Please set down every entry below exactly as given.

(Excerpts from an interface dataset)
▽

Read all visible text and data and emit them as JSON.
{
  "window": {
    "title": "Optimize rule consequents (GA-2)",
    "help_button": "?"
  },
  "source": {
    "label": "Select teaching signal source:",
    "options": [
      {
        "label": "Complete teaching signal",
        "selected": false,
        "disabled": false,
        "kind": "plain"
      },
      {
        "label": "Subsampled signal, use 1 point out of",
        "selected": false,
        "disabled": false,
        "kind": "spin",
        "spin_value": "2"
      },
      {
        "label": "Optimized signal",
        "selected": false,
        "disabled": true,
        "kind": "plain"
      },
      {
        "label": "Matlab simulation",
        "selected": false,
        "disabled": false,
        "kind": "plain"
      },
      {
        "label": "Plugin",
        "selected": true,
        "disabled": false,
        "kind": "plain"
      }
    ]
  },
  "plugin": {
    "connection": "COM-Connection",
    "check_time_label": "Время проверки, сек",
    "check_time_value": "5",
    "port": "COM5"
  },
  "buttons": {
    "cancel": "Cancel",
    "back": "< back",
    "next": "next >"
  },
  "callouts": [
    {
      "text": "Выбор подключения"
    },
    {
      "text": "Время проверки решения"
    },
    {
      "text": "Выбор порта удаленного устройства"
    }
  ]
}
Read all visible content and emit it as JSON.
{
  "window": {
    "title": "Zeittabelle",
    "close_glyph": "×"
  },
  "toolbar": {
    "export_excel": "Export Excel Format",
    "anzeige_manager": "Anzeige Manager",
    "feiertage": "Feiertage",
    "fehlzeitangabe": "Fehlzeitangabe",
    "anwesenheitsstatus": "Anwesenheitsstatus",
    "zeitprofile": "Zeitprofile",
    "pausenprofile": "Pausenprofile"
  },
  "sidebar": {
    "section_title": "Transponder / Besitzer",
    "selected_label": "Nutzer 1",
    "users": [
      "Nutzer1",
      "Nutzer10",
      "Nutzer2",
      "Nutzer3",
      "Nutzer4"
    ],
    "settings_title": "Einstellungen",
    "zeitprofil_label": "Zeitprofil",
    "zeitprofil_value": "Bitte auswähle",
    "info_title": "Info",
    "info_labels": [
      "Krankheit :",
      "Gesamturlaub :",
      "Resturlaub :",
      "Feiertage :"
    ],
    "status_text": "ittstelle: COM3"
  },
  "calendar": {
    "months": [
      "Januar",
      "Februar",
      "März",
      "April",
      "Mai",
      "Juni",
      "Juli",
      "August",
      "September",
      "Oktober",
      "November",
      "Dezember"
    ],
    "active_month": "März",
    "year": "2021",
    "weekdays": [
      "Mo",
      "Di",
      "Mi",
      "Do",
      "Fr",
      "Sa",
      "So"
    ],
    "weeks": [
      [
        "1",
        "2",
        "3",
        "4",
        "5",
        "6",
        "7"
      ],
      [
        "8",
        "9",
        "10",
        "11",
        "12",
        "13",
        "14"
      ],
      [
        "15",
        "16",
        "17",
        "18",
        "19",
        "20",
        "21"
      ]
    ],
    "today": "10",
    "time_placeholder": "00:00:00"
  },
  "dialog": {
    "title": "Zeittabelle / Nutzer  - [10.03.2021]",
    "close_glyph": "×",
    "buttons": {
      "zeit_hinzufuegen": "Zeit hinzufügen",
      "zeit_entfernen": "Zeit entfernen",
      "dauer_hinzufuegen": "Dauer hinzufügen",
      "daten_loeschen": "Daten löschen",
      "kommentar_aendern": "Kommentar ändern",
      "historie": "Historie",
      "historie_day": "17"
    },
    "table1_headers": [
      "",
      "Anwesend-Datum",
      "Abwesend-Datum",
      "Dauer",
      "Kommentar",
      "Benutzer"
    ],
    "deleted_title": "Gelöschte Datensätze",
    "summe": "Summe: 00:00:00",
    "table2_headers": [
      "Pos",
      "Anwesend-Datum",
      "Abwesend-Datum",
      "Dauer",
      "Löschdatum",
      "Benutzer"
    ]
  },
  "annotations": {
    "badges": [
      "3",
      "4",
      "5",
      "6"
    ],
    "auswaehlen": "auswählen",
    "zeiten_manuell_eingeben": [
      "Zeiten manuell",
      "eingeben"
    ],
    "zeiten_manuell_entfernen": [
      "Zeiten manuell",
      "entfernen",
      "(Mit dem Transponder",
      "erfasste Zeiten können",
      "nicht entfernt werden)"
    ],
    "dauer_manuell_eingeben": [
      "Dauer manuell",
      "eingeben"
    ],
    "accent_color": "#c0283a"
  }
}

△

- SOLVED PROBLEM:
Read all visible text and data and emit them as JSON.
{
  "window": {
    "title": "Optimize rule consequents (GA-2)",
    "help_button": "?"
  },
  "source": {
    "label": "Select teaching signal source:",
    "options": [
      {
        "label": "Complete teaching signal",
        "selected": false,
        "disabled": false,
        "kind": "plain"
      },
      {
        "label": "Subsampled signal, use 1 point out of",
        "selected": false,
        "disabled": false,
        "kind": "spin",
        "spin_value": "2"
      },
      {
        "label": "Optimized signal",
        "selected": false,
        "disabled": true,
        "kind": "plain"
      },
      {
        "label": "Matlab simulation",
        "selected": false,
        "disabled": false,
        "kind": "plain"
      },
      {
        "label": "Plugin",
        "selected": true,
        "disabled": false,
        "kind": "plain"
      }
    ]
  },
  "plugin": {
    "connection": "COM-Connection",
    "check_time_label": "Время проверки, сек",
    "check_time_value": "5",
    "port": "COM5"
  },
  "buttons": {
    "cancel": "Cancel",
    "back": "< back",
    "next": "next >"
  },
  "callouts": [
    {
      "text": "Выбор подключения"
    },
    {
      "text": "Время проверки решения"
    },
    {
      "text": "Выбор порта удаленного устройства"
    }
  ]
}
Read all visible content and emit it as JSON.
{
  "window": {
    "title": "Zeittabelle",
    "close_glyph": "×"
  },
  "toolbar": {
    "export_excel": "Export Excel Format",
    "anzeige_manager": "Anzeige Manager",
    "feiertage": "Feiertage",
    "fehlzeitangabe": "Fehlzeitangabe",
    "anwesenheitsstatus": "Anwesenheitsstatus",
    "zeitprofile": "Zeitprofile",
    "pausenprofile": "Pausenprofile"
  },
  "sidebar": {
    "section_title": "Transponder / Besitzer",
    "selected_label": "Nutzer 1",
    "users": [
      "Nutzer1",
      "Nutzer10",
      "Nutzer2",
      "Nutzer3",
      "Nutzer4"
    ],
    "settings_title": "Einstellungen",
    "zeitprofil_label": "Zeitprofil",
    "zeitprofil_value": "Bitte auswähle",
    "info_title": "Info",
    "info_labels": [
      "Krankheit :",
      "Gesamturlaub :",
      "Resturlaub :",
      "Feiertage :"
    ],
    "status_text": "ittstelle: COM3"
  },
  "calendar": {
    "months": [
      "Januar",
      "Februar",
      "März",
      "April",
      "Mai",
      "Juni",
      "Juli",
      "August",
      "September",
      "Oktober",
      "November",
      "Dezember"
    ],
    "active_month": "März",
    "year": "2021",
    "weekdays": [
      "Mo",
      "Di",
      "Mi",
      "Do",
      "Fr",
      "Sa",
      "So"
    ],
    "weeks": [
      [
        "1",
        "2",
        "3",
        "4",
        "5",
        "6",
        "7"
      ],
      [
        "8",
        "9",
        "10",
        "11",
        "12",
        "13",
        "14"
      ],
      [
        "15",
        "16",
        "17",
        "18",
        "19",
        "20",
        "21"
      ]
    ],
    "today": "10",
    "time_placeholder": "00:00:00"
  },
  "dialog": {
    "title": "Zeittabelle / Nutzer  - [10.03.2021]",
    "close_glyph": "×",
    "buttons": {
      "zeit_hinzufuegen": "Zeit hinzufügen",
      "zeit_entfernen": "Zeit entfernen",
      "dauer_hinzufuegen": "Dauer hinzufügen",
      "daten_loeschen": "Daten löschen",
      "kommentar_aendern": "Kommentar ändern",
      "historie": "Historie",
      "historie_day": "17"
    },
    "table1_headers": [
      "",
      "Anwesend-Datum",
      "Abwesend-Datum",
      "Dauer",
      "Kommentar",
      "Benutzer"
    ],
    "deleted_title": "Gelöschte Datensätze",
    "summe": "Summe: 00:00:00",
    "table2_headers": [
      "Pos",
      "Anwesend-Datum",
      "Abwesend-Datum",
      "Dauer",
      "Löschdatum",
      "Benutzer"
    ]
  },
  "annotations": {
    "badges": [
      "3",
      "4",
      "5",
      "6"
    ],
    "auswaehlen": "auswählen",
    "zeiten_manuell_eingeben": [
      "Zeiten manuell",
      "eingeben"
    ],
    "zeiten_manuell_entfernen": [
      "Zeiten manuell",
      "entfernen",
      "(Mit dem Transponder",
      "erfasste Zeiten können",
      "nicht entfernt werden)"
    ],
    "dauer_manuell_eingeben": [
      "Dauer manuell",
      "eingeben"
    ],
    "accent_color": "#c0283a"
  }
}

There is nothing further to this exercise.